Do you have questions about cataracts and cataract surgery? Wolfe Eye Clinic can help answer any FAQs regarding cataract diagnosis and treatment options.
We are known for providing the highest quality eye care across a variety of specialties, including cataracts. Our doctors bring a vast amount of skill and knowledge to the diagnosis and treatment of this medical condition. Motivated by the needs of our patients, we insist on remaining at the forefront of technology. This commitment dates back to the 1930s when Wolfe Eye Clinic doctors were leaders in developing modern intracapsular surgery that made cataract surgery safer and recovery time more rapid. Over the past eighty years, innovations in cataract surgery developed at Wolfe Eye Clinic often became the standard of care nationwide and these procedures also helped change the course of cataract care throughout the world. To date, we have operated on more than 200,000 cataract patients.
We serve patients throughout the state with Clinics in Ames, Cedar Falls, Cedar Rapids, Fort Dodge, Iowa City, Marshalltown, Ottumwa, Spencer, Waterloo, West Des Moines, and Pleasant Hill. To learn more or to schedule a cataract consultation, call 1-800-542-7956.
Frequently Asked Questions
We have 13 ophthalmologists (medical doctors) who specialize in cataract care and treatment at multiple locations across Iowa. Our physicians are highly skilled medical professionals who use the latest technologies and procedures. To date, we have performed more than 200,000 cataract procedures.
Talk with your doctor to determine when cataract surgery is right for you.
Modern surgical techniques have made cataract removal one of the safest and most successful surgeries today. The virtually painless procedure takes about 15 minutes and is usually performed in a hospital or surgery center on an outpatient basis. First, the clouded natural lens is dissolved by a process called phacoemulsification. The lens is then replaced with a plastic intraocular lens (IOL). This is accomplished through a tiny incision in the eye that often heals on its own and does not require stitches.
Cataracts are diagnosed through a routine comprehensive dilated eye exam.
There is no way to prevent cataracts, but there is, however, steps you can take that may be helpful including:
– Have regular eye exams to detect cataract development
– Quit smoking
– Wear sunglasses
– Maintain a healthy weight
– Choose a healthy diet (plenty of fruits and vegetables)
– Manage health problems such as diabetes
A cataract causes the clear lens to slowly change to a yellowish/brownish color, adding a brownish tint to vision. At first, the amount of tinting may be small and may not cause a problem with vision. Over time, increased tinting may make it more difficult to read and perform other routine activities. Signs of cataracts may include:

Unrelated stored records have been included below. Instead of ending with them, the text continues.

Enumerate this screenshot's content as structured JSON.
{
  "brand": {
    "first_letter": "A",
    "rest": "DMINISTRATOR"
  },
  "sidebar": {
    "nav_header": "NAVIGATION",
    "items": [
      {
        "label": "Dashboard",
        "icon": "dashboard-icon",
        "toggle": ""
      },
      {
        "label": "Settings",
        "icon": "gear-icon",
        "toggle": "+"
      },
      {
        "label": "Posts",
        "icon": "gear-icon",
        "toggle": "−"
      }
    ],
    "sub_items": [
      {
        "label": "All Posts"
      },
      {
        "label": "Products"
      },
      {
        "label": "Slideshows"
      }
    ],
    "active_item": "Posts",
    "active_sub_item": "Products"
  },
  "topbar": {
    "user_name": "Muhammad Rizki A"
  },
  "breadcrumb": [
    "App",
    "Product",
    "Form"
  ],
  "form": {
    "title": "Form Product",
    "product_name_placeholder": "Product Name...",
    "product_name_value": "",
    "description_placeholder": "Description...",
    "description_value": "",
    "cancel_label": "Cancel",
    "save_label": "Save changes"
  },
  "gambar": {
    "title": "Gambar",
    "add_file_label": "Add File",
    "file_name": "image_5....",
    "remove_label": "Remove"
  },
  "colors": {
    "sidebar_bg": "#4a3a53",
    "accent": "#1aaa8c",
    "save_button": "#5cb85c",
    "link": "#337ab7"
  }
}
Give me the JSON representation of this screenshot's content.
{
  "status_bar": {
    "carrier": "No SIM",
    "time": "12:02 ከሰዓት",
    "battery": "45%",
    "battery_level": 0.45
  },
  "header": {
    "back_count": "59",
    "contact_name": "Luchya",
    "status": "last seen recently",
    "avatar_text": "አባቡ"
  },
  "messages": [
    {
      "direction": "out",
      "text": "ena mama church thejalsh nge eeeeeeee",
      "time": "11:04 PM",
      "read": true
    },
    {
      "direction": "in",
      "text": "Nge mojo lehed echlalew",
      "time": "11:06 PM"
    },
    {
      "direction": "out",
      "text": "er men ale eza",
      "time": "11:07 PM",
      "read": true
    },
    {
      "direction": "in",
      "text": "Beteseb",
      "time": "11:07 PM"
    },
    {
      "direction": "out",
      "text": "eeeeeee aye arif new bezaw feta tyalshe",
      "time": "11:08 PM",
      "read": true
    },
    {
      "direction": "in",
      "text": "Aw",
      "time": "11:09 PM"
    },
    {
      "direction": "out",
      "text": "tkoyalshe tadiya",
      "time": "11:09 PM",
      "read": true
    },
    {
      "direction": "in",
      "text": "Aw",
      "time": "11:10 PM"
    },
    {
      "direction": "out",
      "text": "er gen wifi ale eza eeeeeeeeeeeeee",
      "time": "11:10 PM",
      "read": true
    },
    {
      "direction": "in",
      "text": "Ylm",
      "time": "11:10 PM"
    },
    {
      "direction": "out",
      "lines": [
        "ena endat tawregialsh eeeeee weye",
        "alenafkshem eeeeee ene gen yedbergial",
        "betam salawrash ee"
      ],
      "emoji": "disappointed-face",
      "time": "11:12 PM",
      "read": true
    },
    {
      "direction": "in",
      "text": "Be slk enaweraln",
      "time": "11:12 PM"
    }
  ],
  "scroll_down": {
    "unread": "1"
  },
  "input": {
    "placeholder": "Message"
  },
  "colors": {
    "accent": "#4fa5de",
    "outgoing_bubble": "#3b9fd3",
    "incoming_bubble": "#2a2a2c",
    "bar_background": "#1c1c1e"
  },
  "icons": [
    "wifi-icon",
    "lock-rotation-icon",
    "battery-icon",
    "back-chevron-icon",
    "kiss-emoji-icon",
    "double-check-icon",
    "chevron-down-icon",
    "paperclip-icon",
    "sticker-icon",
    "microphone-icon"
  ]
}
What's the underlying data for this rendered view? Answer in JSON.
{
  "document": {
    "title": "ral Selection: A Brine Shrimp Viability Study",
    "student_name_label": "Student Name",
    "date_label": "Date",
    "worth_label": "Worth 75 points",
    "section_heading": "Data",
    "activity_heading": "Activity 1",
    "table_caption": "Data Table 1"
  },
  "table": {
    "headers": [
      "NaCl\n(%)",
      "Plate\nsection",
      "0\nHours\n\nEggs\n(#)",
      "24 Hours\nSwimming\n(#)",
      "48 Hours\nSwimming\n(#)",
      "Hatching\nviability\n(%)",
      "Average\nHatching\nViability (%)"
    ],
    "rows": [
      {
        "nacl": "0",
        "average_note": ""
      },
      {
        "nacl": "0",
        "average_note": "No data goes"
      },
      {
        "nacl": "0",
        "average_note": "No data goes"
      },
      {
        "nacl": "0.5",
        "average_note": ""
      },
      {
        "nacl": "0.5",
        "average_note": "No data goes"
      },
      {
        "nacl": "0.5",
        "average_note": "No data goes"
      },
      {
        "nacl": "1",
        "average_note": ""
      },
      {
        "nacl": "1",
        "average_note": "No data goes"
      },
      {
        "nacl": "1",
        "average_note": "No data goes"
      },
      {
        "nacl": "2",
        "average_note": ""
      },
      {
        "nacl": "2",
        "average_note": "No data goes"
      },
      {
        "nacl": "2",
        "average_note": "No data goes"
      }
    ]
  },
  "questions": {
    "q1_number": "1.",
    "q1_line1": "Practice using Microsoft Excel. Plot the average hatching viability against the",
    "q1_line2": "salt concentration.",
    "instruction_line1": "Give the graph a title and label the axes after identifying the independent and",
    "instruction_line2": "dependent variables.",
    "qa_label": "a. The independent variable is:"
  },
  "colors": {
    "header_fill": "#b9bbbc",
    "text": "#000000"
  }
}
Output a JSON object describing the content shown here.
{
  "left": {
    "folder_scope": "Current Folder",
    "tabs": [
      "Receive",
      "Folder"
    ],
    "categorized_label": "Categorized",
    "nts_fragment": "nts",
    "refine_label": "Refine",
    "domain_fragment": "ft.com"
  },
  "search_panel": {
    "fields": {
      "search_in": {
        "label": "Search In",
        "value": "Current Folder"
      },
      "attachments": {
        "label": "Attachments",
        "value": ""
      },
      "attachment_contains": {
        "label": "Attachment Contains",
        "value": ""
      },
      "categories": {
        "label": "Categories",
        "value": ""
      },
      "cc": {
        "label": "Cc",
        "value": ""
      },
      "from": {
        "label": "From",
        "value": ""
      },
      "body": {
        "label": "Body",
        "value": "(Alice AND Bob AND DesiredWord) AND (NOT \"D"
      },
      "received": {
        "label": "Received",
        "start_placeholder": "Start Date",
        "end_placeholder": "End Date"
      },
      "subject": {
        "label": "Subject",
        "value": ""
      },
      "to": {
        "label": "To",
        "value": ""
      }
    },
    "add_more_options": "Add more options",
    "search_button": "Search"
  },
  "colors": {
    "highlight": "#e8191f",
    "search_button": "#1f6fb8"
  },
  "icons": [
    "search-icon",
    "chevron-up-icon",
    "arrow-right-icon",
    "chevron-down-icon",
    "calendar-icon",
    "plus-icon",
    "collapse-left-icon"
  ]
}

– Cloudy, blurry or dim vision
– Seeing faded colors
– Difficulty seeing at night or in low light
– Sensitivity to light and glare
– Seeing halos around lights or faded/yellowed colors
– Needing a brighter light for reading and other activities
– Frequent eyeglasses prescription changes
Everyone is at risk because cataracts are mostly an age-related medical condition. By age 75, about 70 percent of people will have developed cataracts.
Cataracts occur when there is a buildup of protein in the eye’s lens making it cloudy. This cloudy film prevents light from passing clearly through the lens, reducing the sharpness of the image reaching the retina making it increasingly hard to see as the cataract progresses.
A cataract is a medical condition that occurs when there is a buildup of protein in the naturally clear lens of the eye causing it to become cloudy and resulting in decreased vision. More than half of all Americans 65 and older develop cataracts.